1 28 oz Can Petite Diced Tomatoes
1 14 oz Can Black Beans
1 14 oz Can Kidney Beans
Shredded White Cheddar Cheese (topping)
Sour Cream (topping)
Sliced Green Onion Tops (topping)
Preheat a Dutch
oven over medium heat; add oil. Next add onions and saute for 8–10
minutes, or until tender. Add garlic and jalapeno peppers and saute
until just tender, about 2–3 minutes. Add ground meat and seasonings
and cook until meat is just browned through, about 4–5 minutes,
stirring on occasion. Deglaze the pot by adding the beer, scraping
up any browned bits from the bottom of the pan using a spoon. Finally,
add the remaining ingredients, reduce heat to medium low, and simmer
partially covered for 30–45 minutes. Remove from heat and serve
with desired toppings.

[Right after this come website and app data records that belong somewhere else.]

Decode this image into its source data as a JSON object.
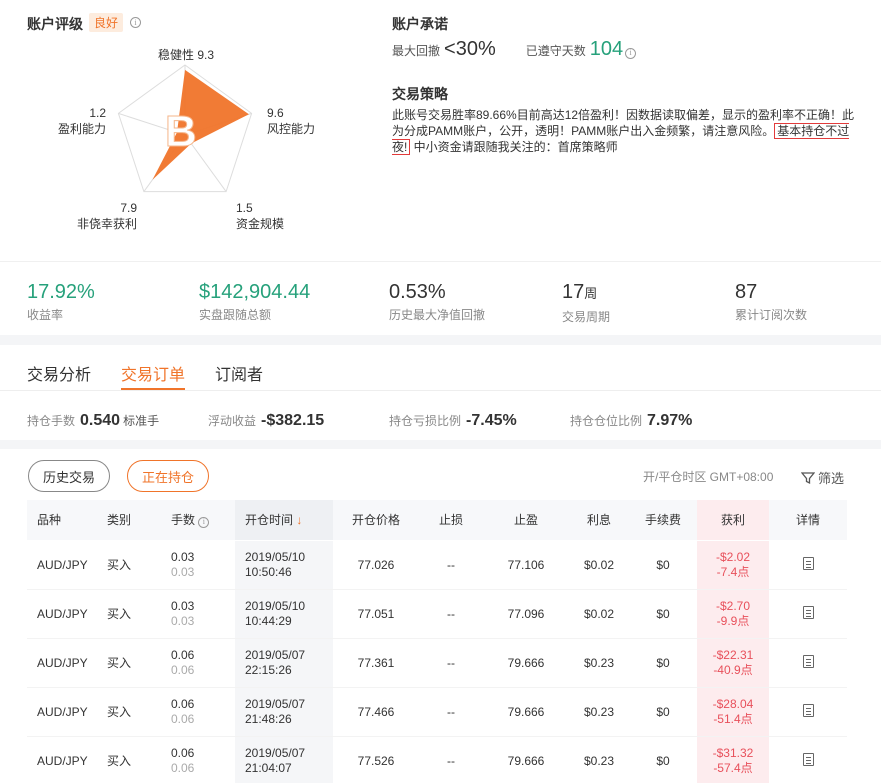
{
  "rating": {
    "title": "账户评级",
    "badge": "良好",
    "grade": "B",
    "axes": [
      {
        "name": "稳健性",
        "value": "9.3"
      },
      {
        "name": "风控能力",
        "value": "9.6"
      },
      {
        "name": "资金规模",
        "value": "1.5"
      },
      {
        "name": "非侥幸获利",
        "value": "7.9"
      },
      {
        "name": "盈利能力",
        "value": "1.2"
      }
    ],
    "accent": "#f0742a"
  },
  "commitment": {
    "title": "账户承诺",
    "max_drawdown_label": "最大回撤",
    "max_drawdown_value": "<30%",
    "days_label": "已遵守天数",
    "days_value": "104"
  },
  "strategy": {
    "title": "交易策略",
    "text_before": "此账号交易胜率89.66%目前高达12倍盈利！因数据读取偏差，显示的盈利率不正确！此为分成PAMM账户，公开，透明！PAMM账户出入金频繁，请注意风险。",
    "highlight": "基本持仓不过夜!",
    "text_after": " 中小资金请跟随我关注的：首席策略师"
  },
  "stats": [
    {
      "value": "17.92%",
      "label": "收益率"
    },
    {
      "value": "$142,904.44",
      "label": "实盘跟随总额"
    },
    {
      "value": "0.53%",
      "label": "历史最大净值回撤"
    },
    {
      "value": "17",
      "unit": "周",
      "label": "交易周期"
    },
    {
      "value": "87",
      "label": "累计订阅次数"
    }
  ],
  "tabs": [
    "交易分析",
    "交易订单",
    "订阅者"
  ],
  "summary": {
    "lots_label": "持仓手数",
    "lots_value": "0.540",
    "lots_unit": "标准手",
    "float_label": "浮动收益",
    "float_value": "-$382.15",
    "loss_ratio_label": "持仓亏损比例",
    "loss_ratio_value": "-7.45%",
    "position_ratio_label": "持仓仓位比例",
    "position_ratio_value": "7.97%"
  },
  "buttons": {
    "history": "历史交易",
    "open": "正在持仓"
  },
  "timezone": "开/平仓时区 GMT+08:00",
  "filter_label": "筛选",
  "columns": [
    "品种",
    "类别",
    "手数",
    "开仓时间",
    "开仓价格",
    "止损",
    "止盈",
    "利息",
    "手续费",
    "获利",
    "详情"
  ],
  "rows": [
    {
      "symbol": "AUD/JPY",
      "type": "买入",
      "lots": "0.03",
      "lots2": "0.03",
      "date": "2019/05/10",
      "time": "10:50:46",
      "open": "77.026",
      "sl": "--",
      "tp": "77.106",
      "interest": "$0.02",
      "fee": "$0",
      "profit": "-$2.02",
      "points": "-7.4点"
    },
    {
      "symbol": "AUD/JPY",
      "type": "买入",
      "lots": "0.03",
      "lots2": "0.03",
      "date": "2019/05/10",
      "time": "10:44:29",
      "open": "77.051",
      "sl": "--",
      "tp": "77.096",
      "interest": "$0.02",
      "fee": "$0",
      "profit": "-$2.70",
      "points": "-9.9点"
    },
    {
      "symbol": "AUD/JPY",
      "type": "买入",
      "lots": "0.06",
      "lots2": "0.06",
      "date": "2019/05/07",
      "time": "22:15:26",
      "open": "77.361",
      "sl": "--",
      "tp": "79.666",
      "interest": "$0.23",
      "fee": "$0",
      "profit": "-$22.31",
      "points": "-40.9点"
    },
    {
      "symbol": "AUD/JPY",
      "type": "买入",
      "lots": "0.06",
      "lots2": "0.06",
      "date": "2019/05/07",
      "time": "21:48:26",
      "open": "77.466",
      "sl": "--",
      "tp": "79.666",
      "interest": "$0.23",
      "fee": "$0",
      "profit": "-$28.04",
      "points": "-51.4点"
    },
    {
      "symbol": "AUD/JPY",
      "type": "买入",
      "lots": "0.06",
      "lots2": "0.06",
      "date": "2019/05/07",
      "time": "21:04:07",
      "open": "77.526",
      "sl": "--",
      "tp": "79.666",
      "interest": "$0.23",
      "fee": "$0",
      "profit": "-$31.32",
      "points": "-57.4点"
    }
  ]
}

Clam Chowder – a rich and satisfying dish, this soup is
best served with fresh shucked clams. If you don’t have access
to fresh clams, or if you are looking to save time and a few bucks,
go ahead and purchase canned clams. Substitute the clams with fresh
medium sized shrimp if you want a different option. Pair with a
Sam Adams Boston Lager.
1 Stick Butter
½ Cup Flour
1 Large Onion, finely diced
5 Carrots, finely diced
4 Stalks Celery, finely diced
6 Large Russet Potatoes, small dice
1 Teaspoon Kosher Salt
1 Teaspoon Fresh Cracked Pepper
½ Teaspoon Dried Thyme
4 Cups Clam Juice
2 Cups Whole Milk
2–3 Cups Chowder Clams, shucked
in a Dutch oven over medium heat. Add flour and whisk constantly
for 2–3 minutes to create a light roux. Next, add onion, carrots,
celery, and potatoes; sauté until tender, about 10 minutes.
Add seasonings, followed by the clam juice; stir and bring mixture
to a gentle boil. Reduce heat and simmer uncovered until vegetables
are tender and cooked through, about 25 minutes. Next, add the milk
and clams, allowing the clams to gently cook for a few minutes.
Remove from heat, taste, adjust seasoning if necessary, and serve.